Photo by Lucy Wimmer
By Jillian Miller
On Wednesday, March 29 in Convocation Hall, a panel of journalists discussed the future of the industry in “Speaking Truth to Power: The Future of Journalism in a Post-Truth, Fake News World.” The panel included esteemed journalists Michael Cass (C’93), a speech writer formerly with The Tennessean, Allan Holmes from the Center for Public Integrity, Paul Reyes of the Virginia Quarterly Review, Neil Shea from National Geographic, and Emily Singer, a reporter for WPLN/NPR Nashville.
The panel flowed between Professor Melody Crowder-Meyer of the Politics Department, who moderated and posed questions gathered from students, faculty, and community members, to the five journalists.

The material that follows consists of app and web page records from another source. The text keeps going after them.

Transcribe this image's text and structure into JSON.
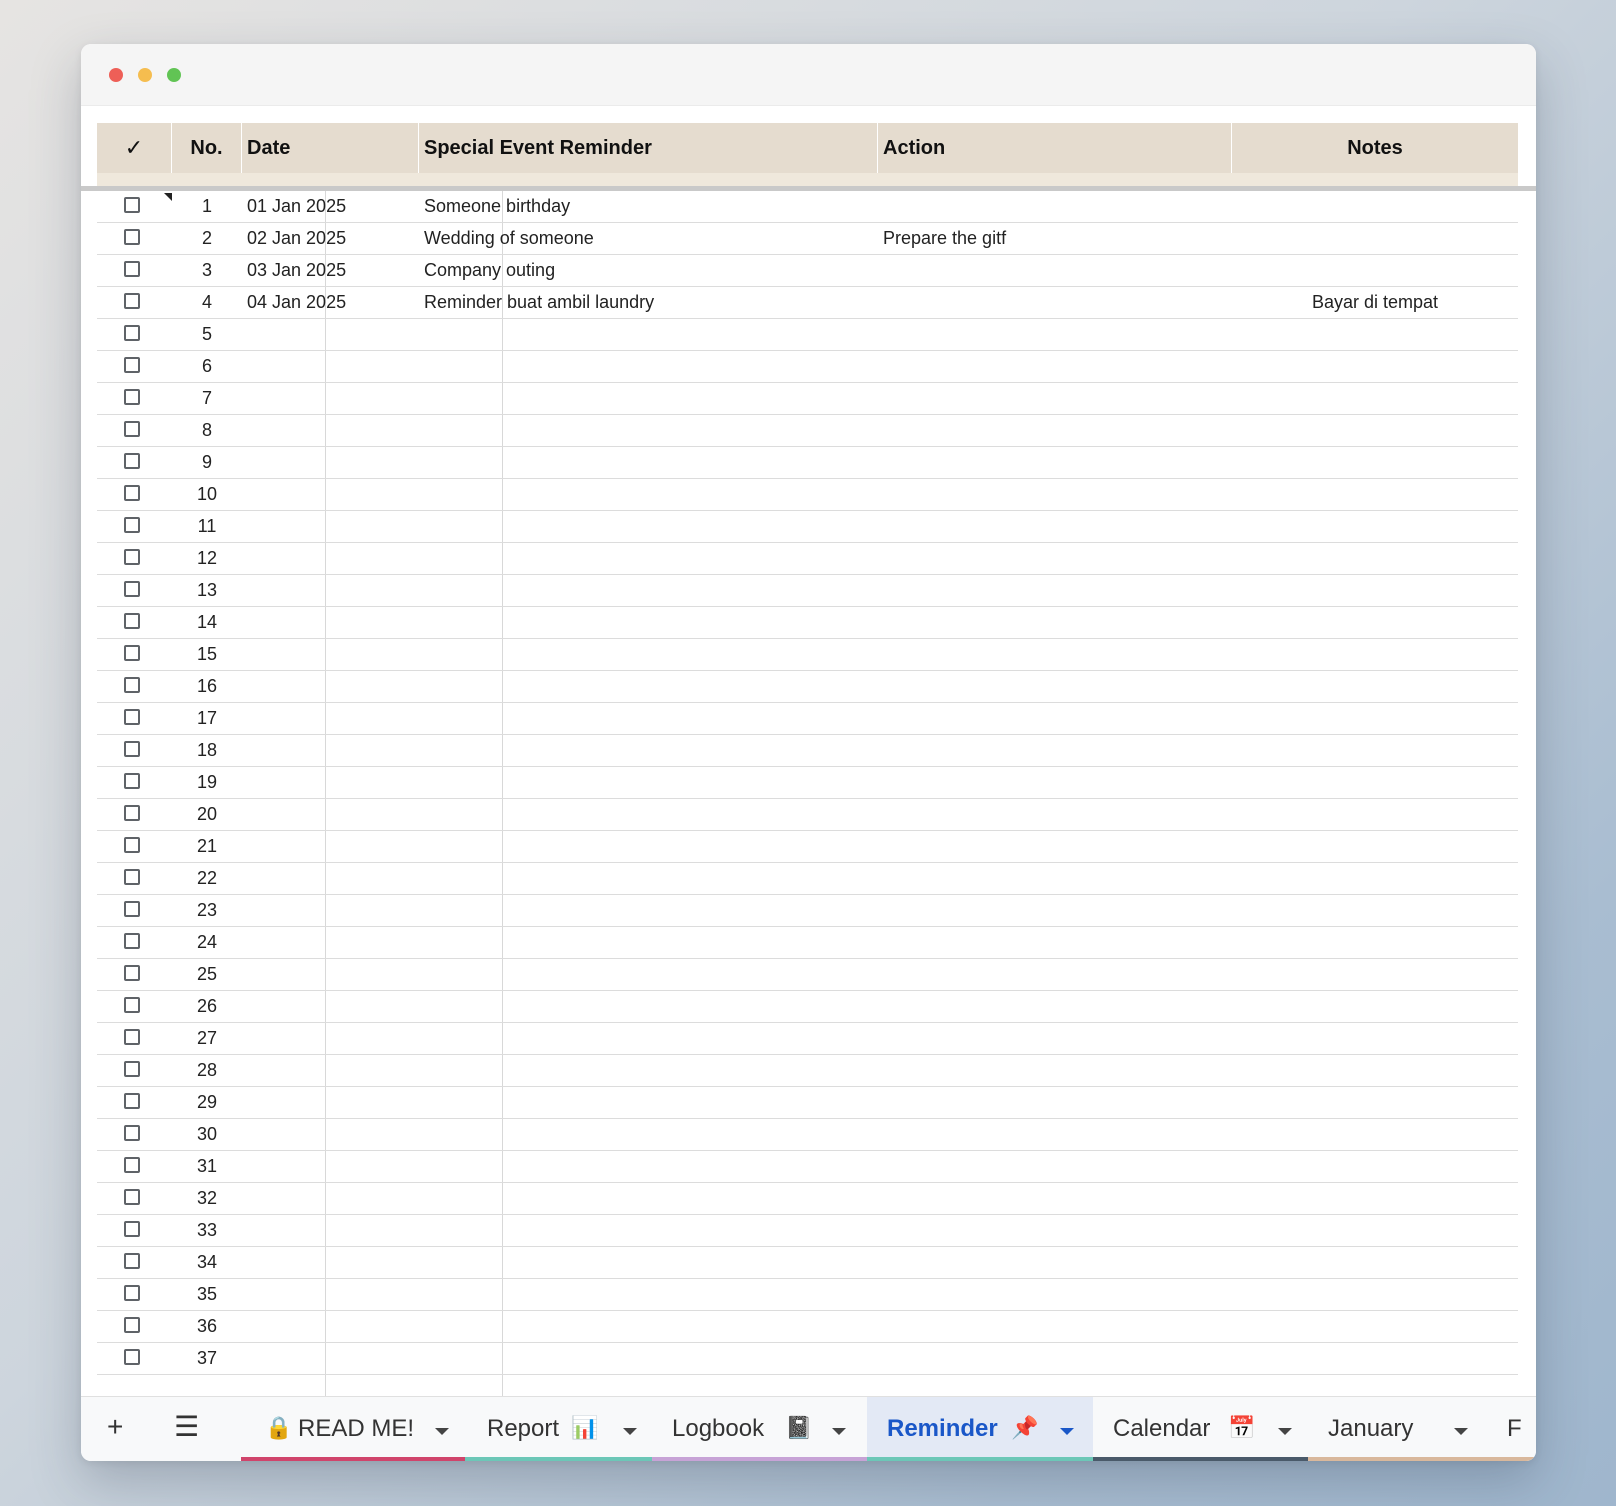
{
  "window": {
    "traffic_lights": [
      "close",
      "minimize",
      "zoom"
    ]
  },
  "sheet": {
    "headers": {
      "check": "✓",
      "no": "No.",
      "date": "Date",
      "event": "Special Event Reminder",
      "action": "Action",
      "notes": "Notes"
    },
    "rows": [
      {
        "no": "1",
        "date": "01 Jan 2025",
        "event": "Someone birthday",
        "action": "",
        "notes": "",
        "checked": false
      },
      {
        "no": "2",
        "date": "02 Jan 2025",
        "event": "Wedding of someone",
        "action": "Prepare the gitf",
        "notes": "",
        "checked": false
      },
      {
        "no": "3",
        "date": "03 Jan 2025",
        "event": "Company outing",
        "action": "",
        "notes": "",
        "checked": false
      },
      {
        "no": "4",
        "date": "04 Jan 2025",
        "event": "Reminder buat ambil laundry",
        "action": "",
        "notes": "Bayar di tempat",
        "checked": false
      },
      {
        "no": "5",
        "date": "",
        "event": "",
        "action": "",
        "notes": "",
        "checked": false
      },
      {
        "no": "6",
        "date": "",
        "event": "",
        "action": "",
        "notes": "",
        "checked": false
      },
      {
        "no": "7",
        "date": "",
        "event": "",
        "action": "",
        "notes": "",
        "checked": false
      },
      {
        "no": "8",
        "date": "",
        "event": "",
        "action": "",
        "notes": "",
        "checked": false
      },
      {
        "no": "9",
        "date": "",
        "event": "",
        "action": "",
        "notes": "",
        "checked": false
      },
      {
        "no": "10",
        "date": "",
        "event": "",
        "action": "",
        "notes": "",
        "checked": false
      },
      {
        "no": "11",
        "date": "",
        "event": "",
        "action": "",
        "notes": "",
        "checked": false
      },
      {
        "no": "12",
        "date": "",
        "event": "",
        "action": "",
        "notes": "",
        "checked": false
      },
      {
        "no": "13",
        "date": "",
        "event": "",
        "action": "",
        "notes": "",
        "checked": false
      },
      {
        "no": "14",
        "date": "",
        "event": "",
        "action": "",
        "notes": "",
        "checked": false
      },
      {
        "no": "15",
        "date": "",
        "event": "",
        "action": "",
        "notes": "",
        "checked": false
      },
      {
        "no": "16",
        "date": "",
        "event": "",
        "action": "",
        "notes": "",
        "checked": false
      },
      {
        "no": "17",
        "date": "",
        "event": "",
        "action": "",
        "notes": "",
        "checked": false
      },
      {
        "no": "18",
        "date": "",
        "event": "",
        "action": "",
        "notes": "",
        "checked": false
      },
      {
        "no": "19",
        "date": "",
        "event": "",
        "action": "",
        "notes": "",
        "checked": false
      },
      {
        "no": "20",
        "date": "",
        "event": "",
        "action": "",
        "notes": "",
        "checked": false
      },
      {
        "no": "21",
        "date": "",
        "event": "",
        "action": "",
        "notes": "",
        "checked": false
      },
      {
        "no": "22",
        "date": "",
        "event": "",
        "action": "",
        "notes": "",
        "checked": false
      },
      {
        "no": "23",
        "date": "",
        "event": "",
        "action": "",
        "notes": "",
        "checked": false
      },
      {
        "no": "24",
        "date": "",
        "event": "",
        "action": "",
        "notes": "",
        "checked": false
      },
      {
        "no": "25",
        "date": "",
        "event": "",
        "action": "",
        "notes": "",
        "checked": false
      },
      {
        "no": "26",
        "date": "",
        "event": "",
        "action": "",
        "notes": "",
        "checked": false
      },
      {
        "no": "27",
        "date": "",
        "event": "",
        "action": "",
        "notes": "",
        "checked": false
      },
      {
        "no": "28",
        "date": "",
        "event": "",
        "action": "",
        "notes": "",
        "checked": false
      },
      {
        "no": "29",
        "date": "",
        "event": "",
        "action": "",
        "notes": "",
        "checked": false
      },
      {
        "no": "30",
        "date": "",
        "event": "",
        "action": "",
        "notes": "",
        "checked": false
      },
      {
        "no": "31",
        "date": "",
        "event": "",
        "action": "",
        "notes": "",
        "checked": false
      },
      {
        "no": "32",
        "date": "",
        "event": "",
        "action": "",
        "notes": "",
        "checked": false
      },
      {
        "no": "33",
        "date": "",
        "event": "",
        "action": "",
        "notes": "",
        "checked": false
      },
      {
        "no": "34",
        "date": "",
        "event": "",
        "action": "",
        "notes": "",
        "checked": false
      },
      {
        "no": "35",
        "date": "",
        "event": "",
        "action": "",
        "notes": "",
        "checked": false
      },
      {
        "no": "36",
        "date": "",
        "event": "",
        "action": "",
        "notes": "",
        "checked": false
      },
      {
        "no": "37",
        "date": "",
        "event": "",
        "action": "",
        "notes": "",
        "checked": false
      }
    ]
  },
  "tabbar": {
    "add_icon": "plus-icon",
    "menu_icon": "hamburger-menu-icon",
    "tabs": [
      {
        "label": "READ ME!",
        "icon": "lock-icon",
        "icon_side": "left",
        "color": "#d0446b",
        "active": false
      },
      {
        "label": "Report",
        "icon": "bar-chart-icon",
        "icon_side": "right",
        "color": "#6cc7b7",
        "active": false
      },
      {
        "label": "Logbook",
        "icon": "notebook-icon",
        "icon_side": "right",
        "color": "#c7a3d6",
        "active": false
      },
      {
        "label": "Reminder",
        "icon": "pushpin-icon",
        "icon_side": "right",
        "color": "#6cc7b7",
        "active": true
      },
      {
        "label": "Calendar",
        "icon": "calendar-icon",
        "icon_side": "right",
        "color": "#4a5a6a",
        "active": false
      },
      {
        "label": "January",
        "icon": "",
        "icon_side": "",
        "color": "#d9b89c",
        "active": false
      },
      {
        "label": "F",
        "icon": "",
        "icon_side": "",
        "color": "#d9b89c",
        "active": false
      }
    ]
  }
}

The panel was sponsored by several departments, offices, and organizations across campus, including The Sewanee Purple.
To start things off, Siner explained how bias is not the enemy of journalism as so many believe. “Objectivity is not obtainable. We all sort of know that,” she commented. She urged the importance of diversity in the journalistic workplace, as each person brings a different set of experiences or “biases” that can bring out better and truer work.

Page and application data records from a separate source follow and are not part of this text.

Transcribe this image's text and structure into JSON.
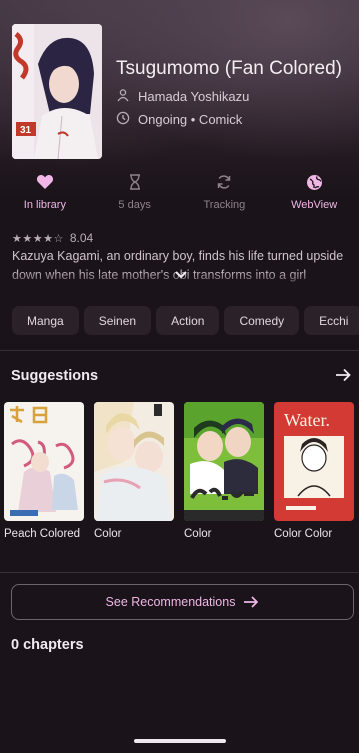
{
  "manga": {
    "title": "Tsugumomo (Fan Colored)",
    "author": "Hamada Yoshikazu",
    "status": "Ongoing • Comick",
    "cover_badge": "31"
  },
  "actions": [
    {
      "label": "In library",
      "icon": "heart-icon",
      "active": true
    },
    {
      "label": "5 days",
      "icon": "hourglass-icon",
      "active": false
    },
    {
      "label": "Tracking",
      "icon": "sync-icon",
      "active": false
    },
    {
      "label": "WebView",
      "icon": "globe-icon",
      "active": true
    }
  ],
  "rating": {
    "stars": "★★★★☆",
    "value": "8.04"
  },
  "description": {
    "line1": "Kazuya Kagami, an ordinary boy, finds his life turned upside",
    "line2": "down when his late mother's obi transforms into a girl"
  },
  "tags": [
    "Manga",
    "Seinen",
    "Action",
    "Comedy",
    "Ecchi"
  ],
  "suggestions": {
    "title": "Suggestions",
    "items": [
      {
        "label": "Peach Colored"
      },
      {
        "label": "Color"
      },
      {
        "label": "Color"
      },
      {
        "label": "Color Color",
        "cover_text": "Water."
      }
    ]
  },
  "see_recommendations": "See Recommendations",
  "chapters": "0 chapters",
  "colors": {
    "accent": "#efb6e6",
    "background": "#1a1319"
  }
}
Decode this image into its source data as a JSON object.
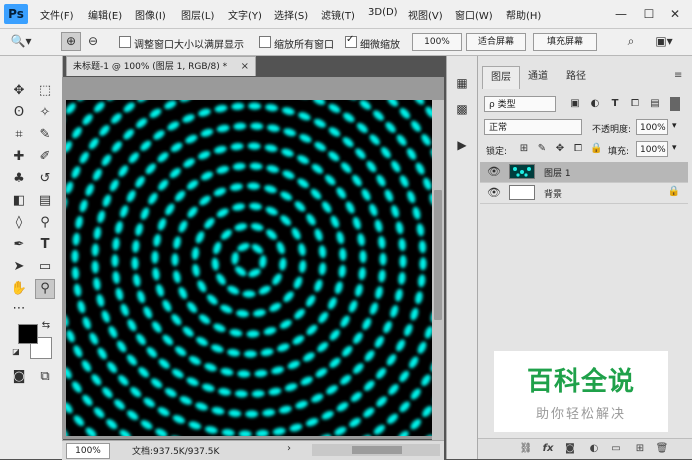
{
  "app": {
    "logo": "Ps"
  },
  "menu": [
    "文件(F)",
    "编辑(E)",
    "图像(I)",
    "图层(L)",
    "文字(Y)",
    "选择(S)",
    "滤镜(T)",
    "3D(D)",
    "视图(V)",
    "窗口(W)",
    "帮助(H)"
  ],
  "window_controls": {
    "minimize": "—",
    "maximize": "☐",
    "close": "✕"
  },
  "options": {
    "resize_windows_label": "调整窗口大小以满屏显示",
    "resize_windows_checked": false,
    "zoom_all_label": "缩放所有窗口",
    "zoom_all_checked": false,
    "scrubby_zoom_label": "细微缩放",
    "scrubby_zoom_checked": true,
    "zoom_value": "100%",
    "fit_screen": "适合屏幕",
    "fill_screen": "填充屏幕"
  },
  "document": {
    "tab_title": "未标题-1 @ 100% (图层 1, RGB/8) *",
    "tab_close": "×",
    "status_zoom": "100%",
    "status_info": "文档:937.5K/937.5K",
    "status_arrow": "›"
  },
  "colors": {
    "foreground": "#000000",
    "background": "#ffffff",
    "pattern_glow": "#00f2ea",
    "accent_ps": "#3aa0ff"
  },
  "layers_panel": {
    "tabs": [
      "图层",
      "通道",
      "路径"
    ],
    "active_tab": "图层",
    "kind_filter": "ρ 类型",
    "blend_mode": "正常",
    "opacity_label": "不透明度:",
    "opacity_value": "100%",
    "lock_label": "锁定:",
    "fill_label": "填充:",
    "fill_value": "100%",
    "layers": [
      {
        "name": "图层 1",
        "visible": true,
        "selected": true,
        "locked": false
      },
      {
        "name": "背景",
        "visible": true,
        "selected": false,
        "locked": true
      }
    ],
    "footer_icons": [
      "link-icon",
      "fx-icon",
      "mask-icon",
      "adjustment-icon",
      "group-icon",
      "new-layer-icon",
      "trash-icon"
    ]
  },
  "watermark": {
    "title": "百科全说",
    "subtitle": "助你轻松解决"
  }
}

The panelists also discussed the media’s influence on the previous election. They disagreed with the current societal opinion that the media is to blame for Trump’s win. One panelist pointed out, “When you have a presidential candidate saying the type of things he was saying, it’s unusual. You report on it. That’s news.”

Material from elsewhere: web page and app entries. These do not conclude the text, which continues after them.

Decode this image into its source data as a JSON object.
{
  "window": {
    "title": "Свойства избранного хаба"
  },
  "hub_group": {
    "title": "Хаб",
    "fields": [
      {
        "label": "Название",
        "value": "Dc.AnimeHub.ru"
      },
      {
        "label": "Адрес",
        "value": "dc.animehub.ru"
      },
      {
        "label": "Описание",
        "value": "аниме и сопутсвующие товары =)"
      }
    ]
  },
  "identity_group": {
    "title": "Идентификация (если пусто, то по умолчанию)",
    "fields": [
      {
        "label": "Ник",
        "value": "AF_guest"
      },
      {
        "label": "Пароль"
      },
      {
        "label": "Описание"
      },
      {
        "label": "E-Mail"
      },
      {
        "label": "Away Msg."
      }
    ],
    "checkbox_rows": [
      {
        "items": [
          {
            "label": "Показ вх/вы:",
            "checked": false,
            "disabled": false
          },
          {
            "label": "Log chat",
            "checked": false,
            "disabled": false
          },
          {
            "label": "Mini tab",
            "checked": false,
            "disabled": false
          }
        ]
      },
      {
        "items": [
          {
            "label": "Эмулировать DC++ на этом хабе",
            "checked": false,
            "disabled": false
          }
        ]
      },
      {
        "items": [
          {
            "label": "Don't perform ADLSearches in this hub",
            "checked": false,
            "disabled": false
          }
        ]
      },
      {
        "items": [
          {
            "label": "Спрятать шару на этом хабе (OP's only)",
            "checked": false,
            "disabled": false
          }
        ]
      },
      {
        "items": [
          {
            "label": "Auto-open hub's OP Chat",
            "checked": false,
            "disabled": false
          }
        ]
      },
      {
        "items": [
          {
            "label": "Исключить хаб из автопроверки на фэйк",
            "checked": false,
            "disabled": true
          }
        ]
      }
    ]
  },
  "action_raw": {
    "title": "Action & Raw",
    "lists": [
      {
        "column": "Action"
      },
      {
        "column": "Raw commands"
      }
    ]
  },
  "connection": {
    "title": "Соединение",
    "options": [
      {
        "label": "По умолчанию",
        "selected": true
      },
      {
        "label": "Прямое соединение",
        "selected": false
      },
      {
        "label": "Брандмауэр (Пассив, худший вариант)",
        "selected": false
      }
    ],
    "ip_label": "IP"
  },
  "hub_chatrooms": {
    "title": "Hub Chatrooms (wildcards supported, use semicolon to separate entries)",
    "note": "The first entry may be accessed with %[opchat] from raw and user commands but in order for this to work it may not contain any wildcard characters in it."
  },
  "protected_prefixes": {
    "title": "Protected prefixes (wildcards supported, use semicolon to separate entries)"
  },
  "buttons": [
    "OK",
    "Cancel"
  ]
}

Many who submitted questions felt concerned about how they could support good and reliable forms of new and journalism. The panelists advised the audience to subscribe to their favorite organizations from the national to local level, joking that they should skip going out to eat at a restaurant in favor of supporting their chosen publications.
The topic of helping upstanding journalism sparked passion in the speakers. This prompted one of the journalist to urge the audience to “give. Give. Give to the organizations that you subscribe… Give it as a Christmas gift… Speak with your wallet!”
Clay Kirby (C’20) attended the panel with no reason other than interest in the state of our country at this time. He commented, “It was very informative, and it made me think of new questions and think of old questions in new ways regarding the media.”
Near the end, the panelists called to question the duty of citizenship. They urged the audience to be aware, criticize the government when need be, and double-check stories before reposting them.
At a special lunch between students and the visitors, one panelist commented that it was the first time in many years a parent might be excited about their child going into journalism. Whether they are blaming it or praising it, journalism is certainly on the minds and lips of American citizens.